-------- Task data --------
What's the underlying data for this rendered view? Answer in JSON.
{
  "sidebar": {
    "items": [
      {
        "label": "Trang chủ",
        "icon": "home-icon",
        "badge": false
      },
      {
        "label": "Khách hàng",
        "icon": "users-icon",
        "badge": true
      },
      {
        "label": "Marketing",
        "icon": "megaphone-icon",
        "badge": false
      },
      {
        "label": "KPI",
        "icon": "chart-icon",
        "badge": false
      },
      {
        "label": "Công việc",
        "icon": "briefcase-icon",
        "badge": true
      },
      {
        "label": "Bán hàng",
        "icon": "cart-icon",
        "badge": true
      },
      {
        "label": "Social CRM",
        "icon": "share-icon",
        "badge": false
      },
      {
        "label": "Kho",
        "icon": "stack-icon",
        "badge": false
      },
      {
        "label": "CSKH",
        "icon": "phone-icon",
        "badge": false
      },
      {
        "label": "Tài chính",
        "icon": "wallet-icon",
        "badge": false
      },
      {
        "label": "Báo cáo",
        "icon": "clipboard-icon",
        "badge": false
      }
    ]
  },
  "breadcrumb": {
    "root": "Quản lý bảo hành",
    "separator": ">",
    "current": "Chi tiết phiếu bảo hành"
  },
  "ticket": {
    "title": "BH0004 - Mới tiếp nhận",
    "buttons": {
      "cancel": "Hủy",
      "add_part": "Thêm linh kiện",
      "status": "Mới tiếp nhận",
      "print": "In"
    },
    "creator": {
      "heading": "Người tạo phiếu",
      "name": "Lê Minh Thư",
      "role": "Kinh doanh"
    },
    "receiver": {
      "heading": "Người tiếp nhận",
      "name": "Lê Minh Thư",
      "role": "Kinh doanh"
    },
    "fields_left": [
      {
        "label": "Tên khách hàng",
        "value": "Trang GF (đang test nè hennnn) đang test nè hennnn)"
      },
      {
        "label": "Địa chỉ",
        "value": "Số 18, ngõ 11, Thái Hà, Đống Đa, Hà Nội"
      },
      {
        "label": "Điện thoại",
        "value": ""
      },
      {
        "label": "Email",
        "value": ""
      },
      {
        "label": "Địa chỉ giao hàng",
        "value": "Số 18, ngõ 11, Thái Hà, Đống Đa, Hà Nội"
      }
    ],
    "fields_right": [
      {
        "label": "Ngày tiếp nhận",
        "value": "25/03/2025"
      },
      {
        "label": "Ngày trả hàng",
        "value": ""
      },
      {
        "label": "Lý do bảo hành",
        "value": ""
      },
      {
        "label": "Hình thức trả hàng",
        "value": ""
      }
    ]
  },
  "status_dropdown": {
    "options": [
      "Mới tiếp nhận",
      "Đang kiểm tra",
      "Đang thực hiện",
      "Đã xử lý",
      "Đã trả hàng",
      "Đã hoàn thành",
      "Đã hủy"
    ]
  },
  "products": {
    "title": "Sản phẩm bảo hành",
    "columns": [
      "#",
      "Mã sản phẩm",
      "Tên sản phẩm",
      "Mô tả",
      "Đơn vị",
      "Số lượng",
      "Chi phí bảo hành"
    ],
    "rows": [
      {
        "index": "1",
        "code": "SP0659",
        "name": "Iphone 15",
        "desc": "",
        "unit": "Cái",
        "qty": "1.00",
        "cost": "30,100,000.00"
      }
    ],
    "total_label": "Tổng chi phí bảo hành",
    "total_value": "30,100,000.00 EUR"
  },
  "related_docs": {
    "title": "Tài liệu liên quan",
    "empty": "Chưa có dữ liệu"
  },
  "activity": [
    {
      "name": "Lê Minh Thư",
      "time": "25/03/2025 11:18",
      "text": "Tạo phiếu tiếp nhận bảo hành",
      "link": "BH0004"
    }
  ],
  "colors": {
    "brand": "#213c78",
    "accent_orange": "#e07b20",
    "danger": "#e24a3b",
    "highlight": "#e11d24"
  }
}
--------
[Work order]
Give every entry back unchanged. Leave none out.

[Exercise result]
What's the underlying data for this rendered view? Answer in JSON.
{
  "sidebar": {
    "items": [
      {
        "label": "Trang chủ",
        "icon": "home-icon",
        "badge": false
      },
      {
        "label": "Khách hàng",
        "icon": "users-icon",
        "badge": true
      },
      {
        "label": "Marketing",
        "icon": "megaphone-icon",
        "badge": false
      },
      {
        "label": "KPI",
        "icon": "chart-icon",
        "badge": false
      },
      {
        "label": "Công việc",
        "icon": "briefcase-icon",
        "badge": true
      },
      {
        "label": "Bán hàng",
        "icon": "cart-icon",
        "badge": true
      },
      {
        "label": "Social CRM",
        "icon": "share-icon",
        "badge": false
      },
      {
        "label": "Kho",
        "icon": "stack-icon",
        "badge": false
      },
      {
        "label": "CSKH",
        "icon": "phone-icon",
        "badge": false
      },
      {
        "label": "Tài chính",
        "icon": "wallet-icon",
        "badge": false
      },
      {
        "label": "Báo cáo",
        "icon": "clipboard-icon",
        "badge": false
      }
    ]
  },
  "breadcrumb": {
    "root": "Quản lý bảo hành",
    "separator": ">",
    "current": "Chi tiết phiếu bảo hành"
  },
  "ticket": {
    "title": "BH0004 - Mới tiếp nhận",
    "buttons": {
      "cancel": "Hủy",
      "add_part": "Thêm linh kiện",
      "status": "Mới tiếp nhận",
      "print": "In"
    },
    "creator": {
      "heading": "Người tạo phiếu",
      "name": "Lê Minh Thư",
      "role": "Kinh doanh"
    },
    "receiver": {
      "heading": "Người tiếp nhận",
      "name": "Lê Minh Thư",
      "role": "Kinh doanh"
    },
    "fields_left": [
      {
        "label": "Tên khách hàng",
        "value": "Trang GF (đang test nè hennnn) đang test nè hennnn)"
      },
      {
        "label": "Địa chỉ",
        "value": "Số 18, ngõ 11, Thái Hà, Đống Đa, Hà Nội"
      },
      {
        "label": "Điện thoại",
        "value": ""
      },
      {
        "label": "Email",
        "value": ""
      },
      {
        "label": "Địa chỉ giao hàng",
        "value": "Số 18, ngõ 11, Thái Hà, Đống Đa, Hà Nội"
      }
    ],
    "fields_right": [
      {
        "label": "Ngày tiếp nhận",
        "value": "25/03/2025"
      },
      {
        "label": "Ngày trả hàng",
        "value": ""
      },
      {
        "label": "Lý do bảo hành",
        "value": ""
      },
      {
        "label": "Hình thức trả hàng",
        "value": ""
      }
    ]
  },
  "status_dropdown": {
    "options": [
      "Mới tiếp nhận",
      "Đang kiểm tra",
      "Đang thực hiện",
      "Đã xử lý",
      "Đã trả hàng",
      "Đã hoàn thành",
      "Đã hủy"
    ]
  },
  "products": {
    "title": "Sản phẩm bảo hành",
    "columns": [
      "#",
      "Mã sản phẩm",
      "Tên sản phẩm",
      "Mô tả",
      "Đơn vị",
      "Số lượng",
      "Chi phí bảo hành"
    ],
    "rows": [
      {
        "index": "1",
        "code": "SP0659",
        "name": "Iphone 15",
        "desc": "",
        "unit": "Cái",
        "qty": "1.00",
        "cost": "30,100,000.00"
      }
    ],
    "total_label": "Tổng chi phí bảo hành",
    "total_value": "30,100,000.00 EUR"
  },
  "related_docs": {
    "title": "Tài liệu liên quan",
    "empty": "Chưa có dữ liệu"
  },
  "activity": [
    {
      "name": "Lê Minh Thư",
      "time": "25/03/2025 11:18",
      "text": "Tạo phiếu tiếp nhận bảo hành",
      "link": "BH0004"
    }
  ],
  "colors": {
    "brand": "#213c78",
    "accent_orange": "#e07b20",
    "danger": "#e24a3b",
    "highlight": "#e11d24"
  }
}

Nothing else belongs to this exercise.